TASK TO CARRY OUT: Search the records for the string "data" and report how many lines contain it, with nothing else.

Stored entries
=== Section Start ===
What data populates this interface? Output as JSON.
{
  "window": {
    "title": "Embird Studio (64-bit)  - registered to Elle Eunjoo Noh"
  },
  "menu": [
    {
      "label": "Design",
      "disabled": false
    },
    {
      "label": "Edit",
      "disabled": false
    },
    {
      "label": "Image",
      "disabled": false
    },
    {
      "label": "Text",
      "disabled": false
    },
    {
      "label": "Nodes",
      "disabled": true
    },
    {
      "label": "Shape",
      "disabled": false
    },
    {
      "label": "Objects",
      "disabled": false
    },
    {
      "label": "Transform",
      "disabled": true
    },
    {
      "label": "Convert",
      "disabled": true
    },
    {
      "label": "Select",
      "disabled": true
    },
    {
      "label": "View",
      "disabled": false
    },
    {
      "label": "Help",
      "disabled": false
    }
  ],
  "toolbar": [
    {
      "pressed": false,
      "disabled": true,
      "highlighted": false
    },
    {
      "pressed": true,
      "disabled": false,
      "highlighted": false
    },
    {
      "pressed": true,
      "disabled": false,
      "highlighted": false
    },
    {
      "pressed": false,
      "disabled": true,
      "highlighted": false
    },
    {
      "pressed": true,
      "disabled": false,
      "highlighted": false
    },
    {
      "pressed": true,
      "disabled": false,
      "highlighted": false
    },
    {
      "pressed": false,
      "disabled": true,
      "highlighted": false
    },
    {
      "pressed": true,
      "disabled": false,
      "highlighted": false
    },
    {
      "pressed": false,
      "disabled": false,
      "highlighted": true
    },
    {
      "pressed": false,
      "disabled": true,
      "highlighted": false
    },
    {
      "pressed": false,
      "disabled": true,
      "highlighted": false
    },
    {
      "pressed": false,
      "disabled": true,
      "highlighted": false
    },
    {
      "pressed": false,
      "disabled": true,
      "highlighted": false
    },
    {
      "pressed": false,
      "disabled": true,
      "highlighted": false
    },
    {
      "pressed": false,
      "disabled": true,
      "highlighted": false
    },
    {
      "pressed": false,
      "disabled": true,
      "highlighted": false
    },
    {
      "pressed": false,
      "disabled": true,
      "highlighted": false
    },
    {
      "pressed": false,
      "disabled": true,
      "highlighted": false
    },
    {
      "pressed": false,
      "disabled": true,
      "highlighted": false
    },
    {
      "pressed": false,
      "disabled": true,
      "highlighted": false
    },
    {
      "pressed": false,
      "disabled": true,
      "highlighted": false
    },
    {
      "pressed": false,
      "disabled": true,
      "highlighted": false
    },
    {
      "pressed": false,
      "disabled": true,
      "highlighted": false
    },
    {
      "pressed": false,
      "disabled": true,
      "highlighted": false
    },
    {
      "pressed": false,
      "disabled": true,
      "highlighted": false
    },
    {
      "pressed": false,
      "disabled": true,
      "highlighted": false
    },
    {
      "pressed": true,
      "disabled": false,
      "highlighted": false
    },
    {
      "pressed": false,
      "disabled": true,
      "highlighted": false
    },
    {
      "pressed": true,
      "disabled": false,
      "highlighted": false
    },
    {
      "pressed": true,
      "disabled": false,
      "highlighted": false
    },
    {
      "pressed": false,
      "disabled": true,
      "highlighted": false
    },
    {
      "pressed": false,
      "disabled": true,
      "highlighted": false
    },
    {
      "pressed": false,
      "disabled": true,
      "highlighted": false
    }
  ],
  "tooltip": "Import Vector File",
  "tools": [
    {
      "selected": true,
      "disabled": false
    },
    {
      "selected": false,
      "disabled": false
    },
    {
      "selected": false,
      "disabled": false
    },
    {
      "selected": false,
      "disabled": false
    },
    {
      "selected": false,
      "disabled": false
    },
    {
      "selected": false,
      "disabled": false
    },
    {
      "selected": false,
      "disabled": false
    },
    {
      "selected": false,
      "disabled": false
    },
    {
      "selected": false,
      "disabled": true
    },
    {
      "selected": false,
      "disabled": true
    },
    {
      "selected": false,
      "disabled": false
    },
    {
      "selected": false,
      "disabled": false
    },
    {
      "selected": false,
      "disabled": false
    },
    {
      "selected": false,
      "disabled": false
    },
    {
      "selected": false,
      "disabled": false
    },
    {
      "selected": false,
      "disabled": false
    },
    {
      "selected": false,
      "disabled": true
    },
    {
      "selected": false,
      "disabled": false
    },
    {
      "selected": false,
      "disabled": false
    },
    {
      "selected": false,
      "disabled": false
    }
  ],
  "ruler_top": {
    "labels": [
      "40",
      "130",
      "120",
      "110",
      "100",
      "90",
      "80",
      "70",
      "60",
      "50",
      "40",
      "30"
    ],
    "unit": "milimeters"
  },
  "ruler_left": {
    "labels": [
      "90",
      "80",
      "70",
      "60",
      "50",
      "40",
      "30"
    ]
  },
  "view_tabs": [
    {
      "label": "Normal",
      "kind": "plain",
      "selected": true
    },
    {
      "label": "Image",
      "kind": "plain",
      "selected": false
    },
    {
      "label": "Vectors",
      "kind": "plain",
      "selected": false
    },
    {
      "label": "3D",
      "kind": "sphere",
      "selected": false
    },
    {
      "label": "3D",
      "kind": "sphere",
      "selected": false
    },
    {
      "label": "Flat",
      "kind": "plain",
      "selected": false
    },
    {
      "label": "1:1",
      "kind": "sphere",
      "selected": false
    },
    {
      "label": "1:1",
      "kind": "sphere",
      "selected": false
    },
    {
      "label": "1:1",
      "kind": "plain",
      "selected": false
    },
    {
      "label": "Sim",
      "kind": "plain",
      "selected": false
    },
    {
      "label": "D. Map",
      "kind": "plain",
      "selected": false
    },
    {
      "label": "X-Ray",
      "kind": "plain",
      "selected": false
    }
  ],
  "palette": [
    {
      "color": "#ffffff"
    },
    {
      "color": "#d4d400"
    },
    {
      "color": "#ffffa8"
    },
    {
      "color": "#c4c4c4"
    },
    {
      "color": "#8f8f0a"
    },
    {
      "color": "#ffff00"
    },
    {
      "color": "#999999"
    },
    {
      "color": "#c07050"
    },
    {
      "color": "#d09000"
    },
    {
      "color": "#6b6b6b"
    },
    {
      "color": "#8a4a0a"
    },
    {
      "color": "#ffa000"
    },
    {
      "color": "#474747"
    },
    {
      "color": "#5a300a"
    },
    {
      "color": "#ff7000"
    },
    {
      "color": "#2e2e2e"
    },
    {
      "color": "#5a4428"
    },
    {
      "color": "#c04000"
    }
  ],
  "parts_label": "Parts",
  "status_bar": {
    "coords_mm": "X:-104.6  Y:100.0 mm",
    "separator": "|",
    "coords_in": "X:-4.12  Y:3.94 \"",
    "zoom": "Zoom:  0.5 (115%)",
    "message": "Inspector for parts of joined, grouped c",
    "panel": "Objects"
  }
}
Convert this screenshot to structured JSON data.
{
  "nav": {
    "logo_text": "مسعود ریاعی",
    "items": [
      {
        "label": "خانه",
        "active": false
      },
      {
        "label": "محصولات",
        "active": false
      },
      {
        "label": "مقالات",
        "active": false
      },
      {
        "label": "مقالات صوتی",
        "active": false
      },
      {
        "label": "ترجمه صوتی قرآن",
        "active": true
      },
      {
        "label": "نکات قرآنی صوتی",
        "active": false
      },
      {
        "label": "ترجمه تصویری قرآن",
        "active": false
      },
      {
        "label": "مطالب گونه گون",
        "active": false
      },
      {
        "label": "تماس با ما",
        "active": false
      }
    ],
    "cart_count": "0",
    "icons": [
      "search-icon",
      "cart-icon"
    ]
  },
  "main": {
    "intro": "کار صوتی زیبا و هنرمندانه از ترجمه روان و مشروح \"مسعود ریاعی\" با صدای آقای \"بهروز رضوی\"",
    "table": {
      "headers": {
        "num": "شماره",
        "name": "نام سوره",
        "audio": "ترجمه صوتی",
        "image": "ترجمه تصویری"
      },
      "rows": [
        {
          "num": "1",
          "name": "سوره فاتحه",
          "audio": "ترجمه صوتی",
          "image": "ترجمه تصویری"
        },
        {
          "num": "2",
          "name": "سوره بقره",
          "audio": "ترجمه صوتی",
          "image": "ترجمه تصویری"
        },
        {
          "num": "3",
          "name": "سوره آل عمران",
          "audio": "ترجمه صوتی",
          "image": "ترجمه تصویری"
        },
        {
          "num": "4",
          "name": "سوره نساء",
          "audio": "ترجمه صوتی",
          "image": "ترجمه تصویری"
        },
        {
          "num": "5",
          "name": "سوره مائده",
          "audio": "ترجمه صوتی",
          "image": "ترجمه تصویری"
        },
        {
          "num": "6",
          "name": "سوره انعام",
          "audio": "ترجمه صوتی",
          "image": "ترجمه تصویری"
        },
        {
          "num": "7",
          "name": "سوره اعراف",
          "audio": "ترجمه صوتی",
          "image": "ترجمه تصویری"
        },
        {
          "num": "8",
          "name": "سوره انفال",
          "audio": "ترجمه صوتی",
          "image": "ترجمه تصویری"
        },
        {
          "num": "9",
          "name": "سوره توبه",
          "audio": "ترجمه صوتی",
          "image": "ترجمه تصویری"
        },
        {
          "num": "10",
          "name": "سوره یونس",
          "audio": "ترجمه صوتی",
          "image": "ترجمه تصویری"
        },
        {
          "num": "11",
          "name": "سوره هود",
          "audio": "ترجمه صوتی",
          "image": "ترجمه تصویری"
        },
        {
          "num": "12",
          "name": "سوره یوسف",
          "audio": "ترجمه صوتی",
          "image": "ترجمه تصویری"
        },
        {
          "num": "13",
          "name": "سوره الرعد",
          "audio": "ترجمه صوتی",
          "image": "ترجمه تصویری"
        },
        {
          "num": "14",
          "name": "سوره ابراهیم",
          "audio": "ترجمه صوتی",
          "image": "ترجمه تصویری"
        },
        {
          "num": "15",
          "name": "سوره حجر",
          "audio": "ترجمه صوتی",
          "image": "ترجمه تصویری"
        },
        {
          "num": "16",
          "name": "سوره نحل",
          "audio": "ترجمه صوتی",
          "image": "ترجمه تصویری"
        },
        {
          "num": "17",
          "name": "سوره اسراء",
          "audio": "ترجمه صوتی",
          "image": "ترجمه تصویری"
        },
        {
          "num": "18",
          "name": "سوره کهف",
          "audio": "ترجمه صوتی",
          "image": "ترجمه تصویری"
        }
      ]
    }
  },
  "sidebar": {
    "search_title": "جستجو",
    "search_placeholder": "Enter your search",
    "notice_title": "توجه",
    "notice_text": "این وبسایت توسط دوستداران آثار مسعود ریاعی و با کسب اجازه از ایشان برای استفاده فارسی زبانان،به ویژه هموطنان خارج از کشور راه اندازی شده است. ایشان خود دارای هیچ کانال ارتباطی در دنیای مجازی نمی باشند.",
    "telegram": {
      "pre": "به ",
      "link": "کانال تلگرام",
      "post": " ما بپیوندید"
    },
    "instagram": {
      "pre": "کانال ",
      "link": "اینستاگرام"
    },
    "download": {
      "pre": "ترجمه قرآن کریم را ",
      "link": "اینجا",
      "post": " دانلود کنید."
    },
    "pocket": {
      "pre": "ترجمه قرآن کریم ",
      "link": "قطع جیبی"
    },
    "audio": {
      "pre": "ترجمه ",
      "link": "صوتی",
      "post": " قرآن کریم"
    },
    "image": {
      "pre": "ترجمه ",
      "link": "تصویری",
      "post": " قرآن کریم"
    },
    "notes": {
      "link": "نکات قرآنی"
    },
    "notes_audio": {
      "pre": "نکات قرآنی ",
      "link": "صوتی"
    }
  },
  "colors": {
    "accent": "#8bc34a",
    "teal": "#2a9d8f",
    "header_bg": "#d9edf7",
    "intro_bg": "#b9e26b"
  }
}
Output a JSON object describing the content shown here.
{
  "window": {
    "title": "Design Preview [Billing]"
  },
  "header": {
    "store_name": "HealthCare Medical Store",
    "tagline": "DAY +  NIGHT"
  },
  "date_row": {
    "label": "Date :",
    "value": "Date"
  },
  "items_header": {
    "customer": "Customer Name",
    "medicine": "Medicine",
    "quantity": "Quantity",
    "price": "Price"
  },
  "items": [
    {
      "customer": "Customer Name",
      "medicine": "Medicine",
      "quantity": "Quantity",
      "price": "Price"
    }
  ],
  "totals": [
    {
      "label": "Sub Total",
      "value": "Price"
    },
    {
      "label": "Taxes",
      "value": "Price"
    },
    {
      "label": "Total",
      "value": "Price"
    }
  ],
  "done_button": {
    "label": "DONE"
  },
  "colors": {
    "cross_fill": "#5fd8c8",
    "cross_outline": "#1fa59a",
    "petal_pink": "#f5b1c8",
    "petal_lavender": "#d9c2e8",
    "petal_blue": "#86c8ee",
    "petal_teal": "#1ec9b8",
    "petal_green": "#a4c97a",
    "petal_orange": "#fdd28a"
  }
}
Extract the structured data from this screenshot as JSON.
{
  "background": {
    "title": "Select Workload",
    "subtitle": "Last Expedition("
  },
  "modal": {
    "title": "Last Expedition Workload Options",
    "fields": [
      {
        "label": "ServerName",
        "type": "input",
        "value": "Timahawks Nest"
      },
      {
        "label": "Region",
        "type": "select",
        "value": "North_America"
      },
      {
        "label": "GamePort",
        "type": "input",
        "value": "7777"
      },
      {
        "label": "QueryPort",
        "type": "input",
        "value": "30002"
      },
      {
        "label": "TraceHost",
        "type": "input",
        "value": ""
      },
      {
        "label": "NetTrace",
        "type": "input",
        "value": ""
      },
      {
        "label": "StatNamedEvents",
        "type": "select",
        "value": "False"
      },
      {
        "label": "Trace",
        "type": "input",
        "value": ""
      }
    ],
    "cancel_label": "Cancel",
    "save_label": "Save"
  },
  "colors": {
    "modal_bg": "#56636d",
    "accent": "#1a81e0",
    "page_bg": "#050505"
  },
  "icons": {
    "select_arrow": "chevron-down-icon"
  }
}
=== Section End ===
RESPONSE BOX: 3